Fast forward one week later....yesterday I had to head off the island on a job. As I rounded Grant Circle, traffic had slowed to a near stop. A large group of twenty or so wild turkeys were trying to cross the two lanes of rotary traffic. I'm convinced that I saw one thumbing his nose (would that be winging his beak?) at me as I passed.


Little Wing said...

Still the great storyteller you have always been!
I am starting to blog again, the blog trolls have backed off me now.

I agree that was an enormous amount of money for your Thanksgiving meal, and not even left overs!

mary said...

Those turkeys were the ones I told to flee to Canada for the holidays!

I just knew you had a good story to tell about your Thanksgiving Day. Thanks for sharing.

Actually, next year you might take a thermos of corn chowder, some bread, paper cups and spoons and hike out into Dogtown and have your meal by one of Babson's boulders.

Years ago, Jack and I and my brother's family did this on some land in NH upon which we were going to build. It was cold and almost snowing so the chowder was most welcomed and quickly consumed. It was memorable and totally different and we didn't have to slave over a hot stove or leave a tip for a poor waitperson who really wanted to be home.

At our house this year we ate chocolate turkeys and had a wonderful meal of vegetables, breads and quorn - a mycoprotein- whatever that is. Yummy at any rate.

deb said...

(smiles) thanks, LW. I'll stop by for a visit.

I missed the leftovers more than I thought I would. I love cold turkey and stuffing. Actually the thing I missed the most was the delish smell in the house of the roasting turkey...even though I'm the one that has to get up early to prepare it.

deb said...

Ah Mary, I can imagine you doing that!

When we lived along the Merrimack River, my mom used to walk along the shore during hunting season, trying to encourage the ducks to come near the inhabited area of the river and away from the duck blinds down river!

I like the idea of the Dogtown meal. I just don't envision being able to convince the other two immediate family members to go along with it.

I'm not a huge fan of meat...somehow the turkey meal has just become part of the total feel of the season. Really I would be just as happy with my fave meal of mashed potatoes and broccoli.

dickiebo said...

You really do live life to the full, Deb. - Even if you do have to pay for it!
Just can't beat the home-prepared Roast meal, can you? I know, I know! "Alright for you. You don't have to cook it!"

deb said...

As the "cooking" adult, I fell that Thanksgiving has evolved into a men's holiday. The women get up early and work hard preparing an enormous meal. They sit down to enjoy it and are constantly interrupted by pass the this or that, or double checking that everyone has everything they need. Once the meal is finished, usually in record time, the women then side all the dirty dishes, pack up leftovers, and then clean the kitchen while the men sit in front of the TV watching football.

Some holiday.

dickiebo said...

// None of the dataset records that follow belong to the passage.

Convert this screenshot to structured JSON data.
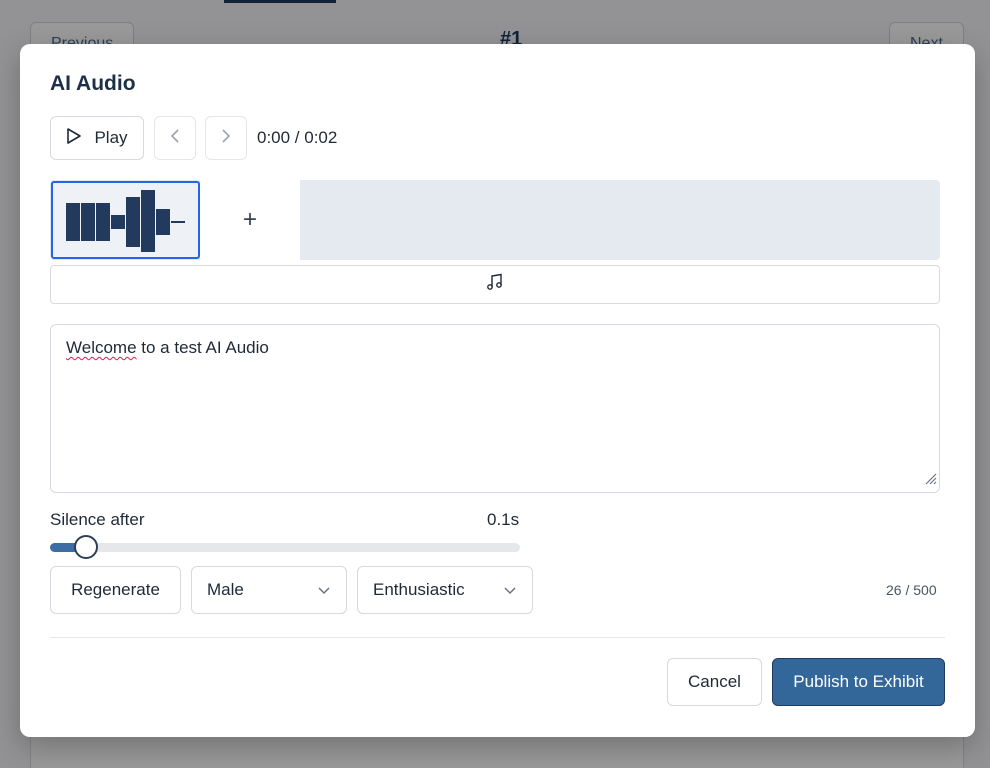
{
  "background": {
    "prev_label": "Previous",
    "next_label": "Next",
    "item_number": "#1"
  },
  "modal": {
    "title": "AI Audio",
    "player": {
      "play_label": "Play",
      "time": "0:00 / 0:02"
    },
    "track": {
      "add_label": "+"
    },
    "text": {
      "misspelled_word": "Welcome",
      "rest": " to a test AI Audio"
    },
    "silence": {
      "label": "Silence after",
      "value": "0.1s",
      "fraction": 0.05
    },
    "controls": {
      "regenerate_label": "Regenerate",
      "voice": "Male",
      "tone": "Enthusiastic",
      "char_count": "26 / 500"
    },
    "footer": {
      "cancel_label": "Cancel",
      "publish_label": "Publish to Exhibit"
    },
    "colors": {
      "accent": "#336699",
      "selected_border": "#2563eb",
      "waveform": "#223a5e"
    }
  }
}
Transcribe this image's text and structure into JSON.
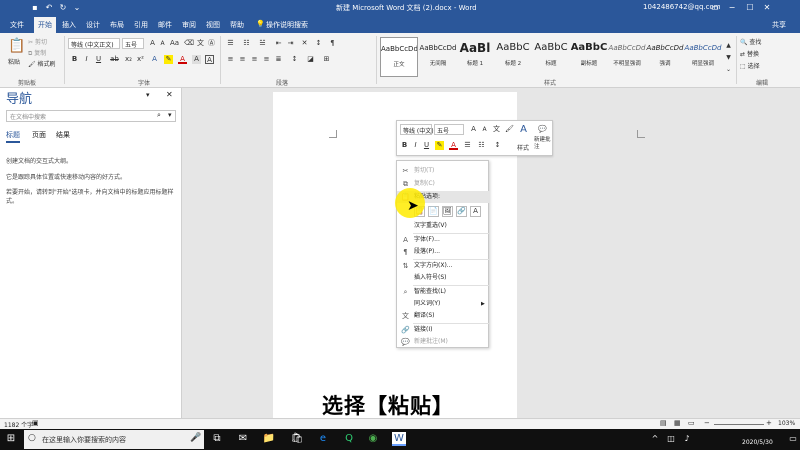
{
  "titlebar": {
    "save_icon": "save-icon",
    "title": "新建 Microsoft Word 文档 (2).docx - Word",
    "account": "1042486742@qq.com"
  },
  "tabs": [
    "文件",
    "开始",
    "插入",
    "设计",
    "布局",
    "引用",
    "邮件",
    "审阅",
    "视图",
    "帮助"
  ],
  "tell_me": "操作说明搜索",
  "share": "共享",
  "ribbon": {
    "clipboard": {
      "paste": "粘贴",
      "cut": "剪切",
      "copy": "复制",
      "format_painter": "格式刷",
      "label": "剪贴板"
    },
    "font": {
      "font_name": "等线 (中文正文)",
      "font_size": "五号",
      "label": "字体"
    },
    "paragraph": {
      "label": "段落"
    },
    "styles": {
      "label": "样式",
      "items": [
        {
          "preview": "AaBbCcDd",
          "name": "正文"
        },
        {
          "preview": "AaBbCcDd",
          "name": "无间隔"
        },
        {
          "preview": "AaBl",
          "name": "标题 1"
        },
        {
          "preview": "AaBbC",
          "name": "标题 2"
        },
        {
          "preview": "AaBbC",
          "name": "标题"
        },
        {
          "preview": "AaBbC",
          "name": "副标题"
        },
        {
          "preview": "AaBbCcDd",
          "name": "不明显强调"
        },
        {
          "preview": "AaBbCcDd",
          "name": "强调"
        },
        {
          "preview": "AaBbCcDd",
          "name": "明显强调"
        }
      ]
    },
    "editing": {
      "find": "查找",
      "replace": "替换",
      "select": "选择",
      "label": "编辑"
    }
  },
  "nav": {
    "title": "导航",
    "search_placeholder": "在文档中搜索",
    "tabs": [
      "标题",
      "页面",
      "结果"
    ],
    "lines": [
      "创建文档的交互式大纲。",
      "它是跟踪具体位置或快速移动内容的好方式。",
      "若要开始，请转到\"开始\"选项卡，并向文档中的标题应用标题样式。"
    ]
  },
  "minitoolbar": {
    "font": "等线 (中文)",
    "size": "五号",
    "styles": "样式",
    "new_comment": "新建批注"
  },
  "context_menu": {
    "cut": "剪切(T)",
    "copy": "复制(C)",
    "paste_options": "粘贴选项:",
    "hanzi": "汉字重选(V)",
    "font": "字体(F)...",
    "paragraph": "段落(P)...",
    "text_direction": "文字方向(X)...",
    "insert_symbol": "插入符号(S)",
    "smart_lookup": "智能查找(L)",
    "synonyms": "同义词(Y)",
    "translate": "翻译(S)",
    "link": "链接(I)",
    "new_comment": "新建批注(M)"
  },
  "status": {
    "word_count": "1182 个字",
    "zoom": "103%"
  },
  "taskbar": {
    "search_placeholder": "在这里输入你要搜索的内容",
    "date": "2020/5/30"
  },
  "subtitle": "选择【粘贴】",
  "colors": {
    "word_blue": "#2b579a",
    "highlight": "#ffeb00"
  }
}
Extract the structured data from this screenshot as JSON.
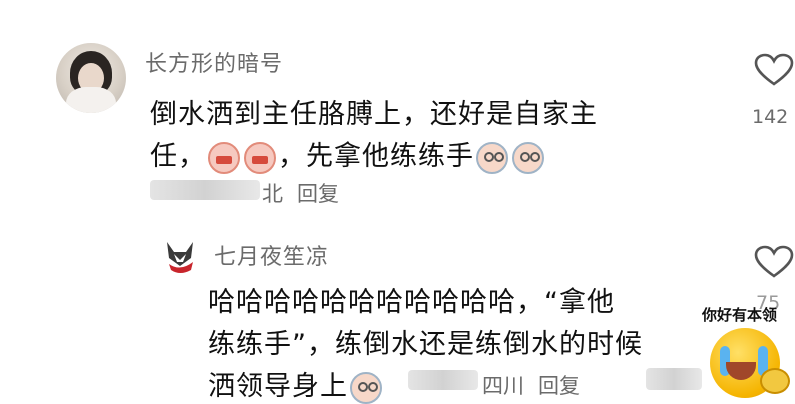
{
  "comment1": {
    "username": "长方形的暗号",
    "text_line1": "倒水洒到主任胳膊上，还好是自家主",
    "text_line2_start": "任，",
    "text_line2_mid": "，先拿他练练手",
    "location": "北",
    "reply_label": "回复",
    "like_count": "142"
  },
  "comment2": {
    "username": "七月夜笙凉",
    "text_line1": "哈哈哈哈哈哈哈哈哈哈哈，“拿他",
    "text_line2": "练练手”，练倒水还是练倒水的时候",
    "text_line3": "洒领导身上",
    "location": "四川",
    "reply_label": "回复",
    "like_count": "75"
  },
  "sticker": {
    "caption": "你好有本领"
  }
}
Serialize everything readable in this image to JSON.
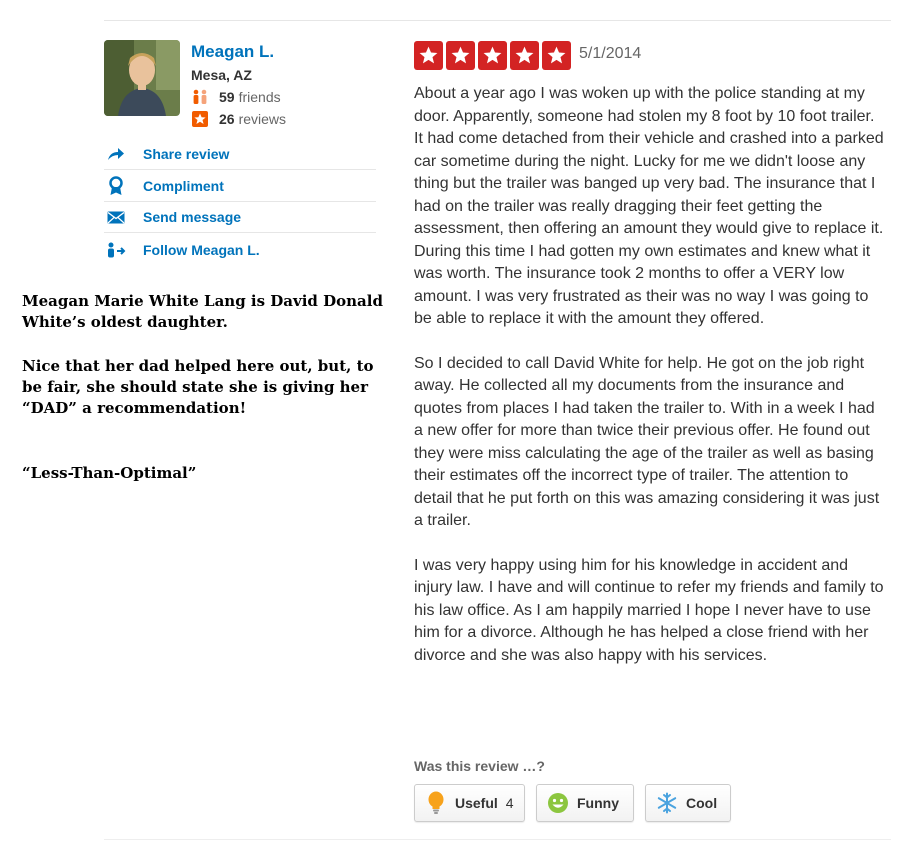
{
  "user": {
    "name": "Meagan L.",
    "location": "Mesa, AZ",
    "friends_count": "59",
    "friends_label": "friends",
    "reviews_count": "26",
    "reviews_label": "reviews"
  },
  "actions": [
    {
      "label": "Share review",
      "icon": "share-arrow-icon"
    },
    {
      "label": "Compliment",
      "icon": "ribbon-icon"
    },
    {
      "label": "Send message",
      "icon": "envelope-icon"
    },
    {
      "label": "Follow Meagan L.",
      "icon": "follow-user-icon"
    }
  ],
  "annotation": {
    "para1": "Meagan Marie White Lang is David Donald White’s oldest daughter.",
    "para2": "Nice that her dad helped here out, but, to be fair, she should state she is giving her “DAD” a recommendation!",
    "para3": "“Less-Than-Optimal”"
  },
  "review": {
    "rating": 5,
    "max_rating": 5,
    "date": "5/1/2014",
    "paragraphs": [
      "About a year ago I was woken up with the police standing at my door.  Apparently, someone had stolen my 8 foot by 10 foot trailer.  It had come detached from their vehicle and crashed into a parked car sometime during the night.  Lucky for me we didn't loose any thing but the trailer was banged up very bad.  The insurance that I had on the trailer was really dragging their feet getting the assessment, then offering an amount they would give to replace it.  During this time I had gotten my own estimates and knew what it was worth.  The insurance took 2 months to offer a VERY low amount.  I was very frustrated as their was no way I was going to be able to replace it with the amount they offered.",
      "So I decided to call David White for help.  He got on the job right away.  He collected all my documents from the insurance and quotes from places I had taken the trailer to.  With in a week I had a new offer for more than twice their previous offer.  He found out they were miss calculating the age of the trailer as well as basing their estimates off the incorrect type of trailer.  The attention to detail that he put forth on this was amazing considering it was just a trailer.",
      "I was very happy using him for his knowledge in accident and injury law.  I have and will continue to refer my friends and family to his law office.  As I am happily married I hope I never have to use him for a divorce.  Although he has helped a close friend with her divorce and she was also happy with his services."
    ]
  },
  "feedback": {
    "prompt": "Was this review …?",
    "useful_label": "Useful",
    "useful_count": "4",
    "funny_label": "Funny",
    "cool_label": "Cool"
  },
  "colors": {
    "star_red": "#d32323",
    "link_blue": "#0073bb",
    "friends_orange": "#f15c00"
  }
}
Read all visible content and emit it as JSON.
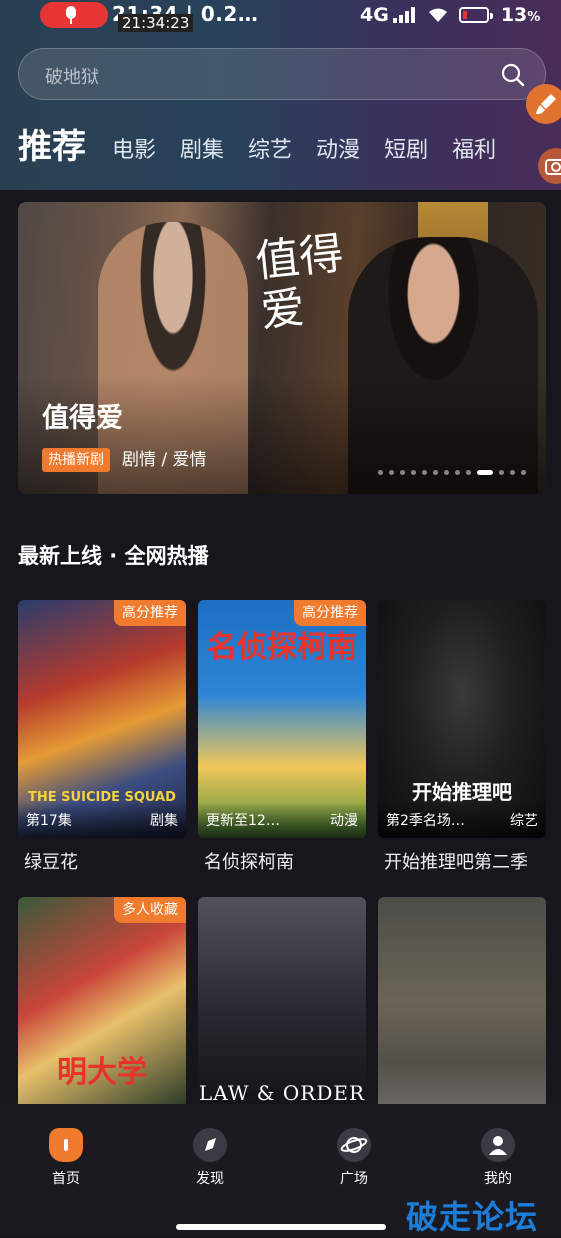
{
  "status_bar": {
    "time": "21:34 | 0.2…",
    "time_overlay": "21:34:23",
    "network": "4G",
    "battery": "13"
  },
  "search": {
    "placeholder": "破地狱"
  },
  "tabs": [
    {
      "label": "推荐",
      "active": true
    },
    {
      "label": "电影"
    },
    {
      "label": "剧集"
    },
    {
      "label": "综艺"
    },
    {
      "label": "动漫"
    },
    {
      "label": "短剧"
    },
    {
      "label": "福利"
    }
  ],
  "banner": {
    "poster_title_art": "值得爱",
    "title": "值得爱",
    "tag": "热播新剧",
    "genre": "剧情 / 爱情",
    "page_count": 13,
    "current_page": 10
  },
  "section": {
    "title": "最新上线 · 全网热播"
  },
  "cards": [
    {
      "name": "绿豆花",
      "badge": "高分推荐",
      "episode": "第17集",
      "category": "剧集",
      "poster_text": "THE SUICIDE SQUAD"
    },
    {
      "name": "名侦探柯南",
      "badge": "高分推荐",
      "episode": "更新至12…",
      "category": "动漫",
      "poster_text": "名侦探柯南"
    },
    {
      "name": "开始推理吧第二季",
      "badge": "",
      "episode": "第2季名场…",
      "category": "综艺",
      "poster_text": "开始推理吧"
    },
    {
      "name": "",
      "badge": "多人收藏",
      "episode": "",
      "category": "",
      "poster_text": "明大学"
    },
    {
      "name": "",
      "badge": "",
      "episode": "",
      "category": "",
      "poster_text": "LAW & ORDER"
    },
    {
      "name": "",
      "badge": "",
      "episode": "",
      "category": "",
      "poster_text": ""
    }
  ],
  "bottom_nav": [
    {
      "label": "首页",
      "icon": "home-icon",
      "active": true
    },
    {
      "label": "发现",
      "icon": "compass-icon"
    },
    {
      "label": "广场",
      "icon": "planet-icon"
    },
    {
      "label": "我的",
      "icon": "user-icon"
    }
  ],
  "watermark": "破走论坛",
  "colors": {
    "accent": "#f07a2e",
    "background": "#17161c"
  }
}
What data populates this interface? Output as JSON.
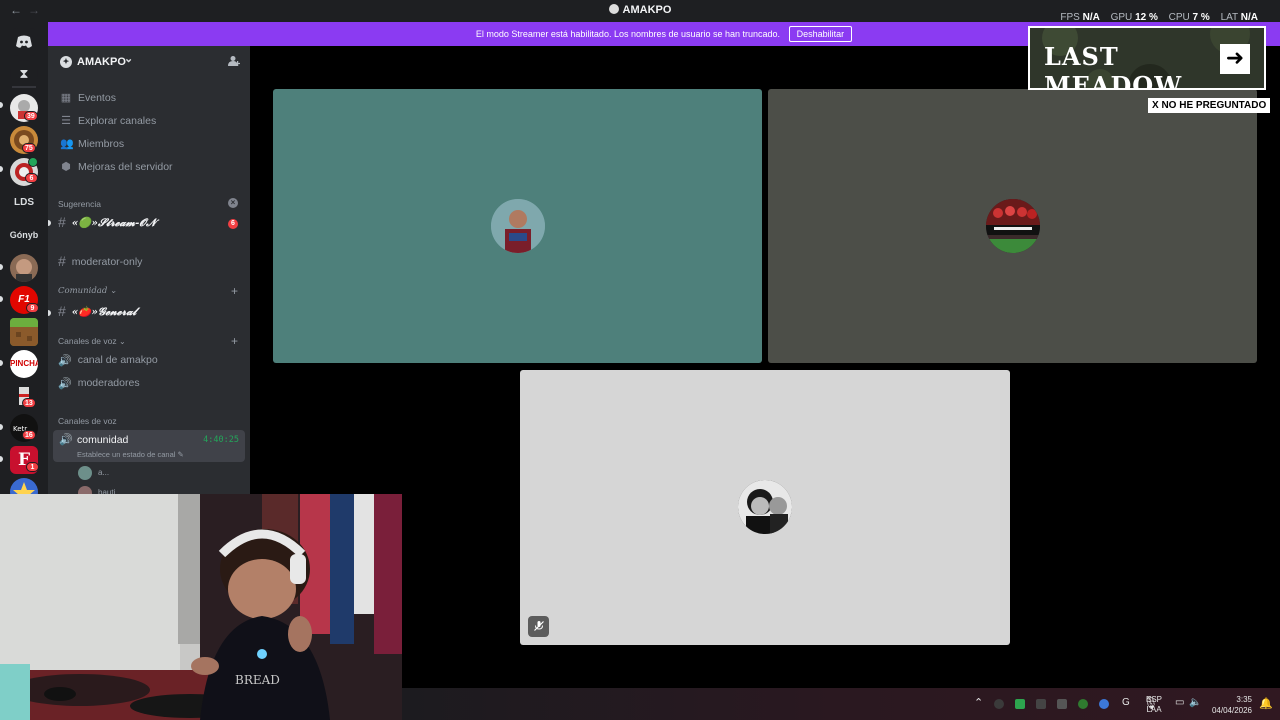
{
  "window": {
    "title": "AMAKPO",
    "back_arrow": "←",
    "forward_arrow": "→"
  },
  "overlay_stats": {
    "fps_label": "FPS",
    "fps_value": "N/A",
    "gpu_label": "GPU",
    "gpu_value": "12 %",
    "cpu_label": "CPU",
    "cpu_value": "7 %",
    "lat_label": "LAT",
    "lat_value": "N/A"
  },
  "banner": {
    "message": "El modo Streamer está habilitado. Los nombres de usuario se han truncado.",
    "button_label": "Deshabilitar",
    "color": "#8b3bf2"
  },
  "rail": {
    "text_servers": [
      "LDS",
      "Gónyb"
    ],
    "badges": [
      "39",
      "75",
      "6",
      "9",
      "13",
      "16",
      "1"
    ]
  },
  "server": {
    "name": "AMAKPO",
    "chevron": "⌄"
  },
  "nav_items": [
    {
      "icon": "calendar-icon",
      "label": "Eventos"
    },
    {
      "icon": "browse-channels-icon",
      "label": "Explorar canales"
    },
    {
      "icon": "members-icon",
      "label": "Miembros"
    },
    {
      "icon": "boost-icon",
      "label": "Mejoras del servidor"
    }
  ],
  "categories": {
    "sugerencia": "Sugerencia",
    "comunidad": "Comunidad",
    "canales_de_voz_1": "Canales de voz",
    "canales_de_voz_2": "Canales de voz"
  },
  "channels": {
    "stream_on": "«🟢»𝓢𝓽𝓻𝓮𝓪𝓶-𝓞𝓝",
    "stream_on_badge": "6",
    "moderator_only": "moderator-only",
    "general": "«🍅»𝓖𝓮𝓷𝓮𝓻𝓪𝓵",
    "canal_de_amakpo": "canal de amakpo",
    "moderadores": "moderadores"
  },
  "voice_channel": {
    "name": "comunidad",
    "timer": "4:40:25",
    "status_placeholder": "Establece un estado de canal",
    "members": [
      "a...",
      "bauti..."
    ]
  },
  "video_tiles": [
    {
      "bg": "#4e807b"
    },
    {
      "bg": "#4c4e48"
    },
    {
      "bg": "#d6d6d6"
    }
  ],
  "overlay_brand": {
    "logo_text": "LAST MEADOW",
    "arrow": "➜",
    "caption": "X NO HE PREGUNTADO"
  },
  "taskbar": {
    "chevron": "⌃",
    "language": "ESP",
    "layout": "LAA",
    "time": "3:35",
    "date": "04/04/2026"
  }
}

And 'our' version?
Women thoroughly enjoy cooking, and having men to appreciate them for that.
They sit down for the meal, basking in the compliments of the family about the meal.
Get waited upon for drinks, etc., on the grounds that 'Mom' prepared the meal. (So must be exhausted!)
After meal, sits back whilst men clear up and wash up.
Is then thoroughly spoilt for the rest of the day, by the menfolk, in appreciation.
Now. Which version do we believe?

deb said...

I'm packing my bags and spending next Thanksgiving at your house! Expect me at the door the fourth Thursday of November.

dickiebo said...

Don't do that, Deb. You would only hear B calling me rather rude names! (She sometimes reads these, but not very often - hence my licence to say these things!)
Back to the cooking, woman!

deb said...

Haha, not to worry, can't afford the airfare!

And B must be a very tolerant lady.

dickiebo said...

Airfare? Good grief. Have you never heard of swimming, woman? Blimey, you really have been spoilt.

deb said...

The North Atlantic is just too chilly for me. The water temp would have to be at least 80°F for me to put my toes in!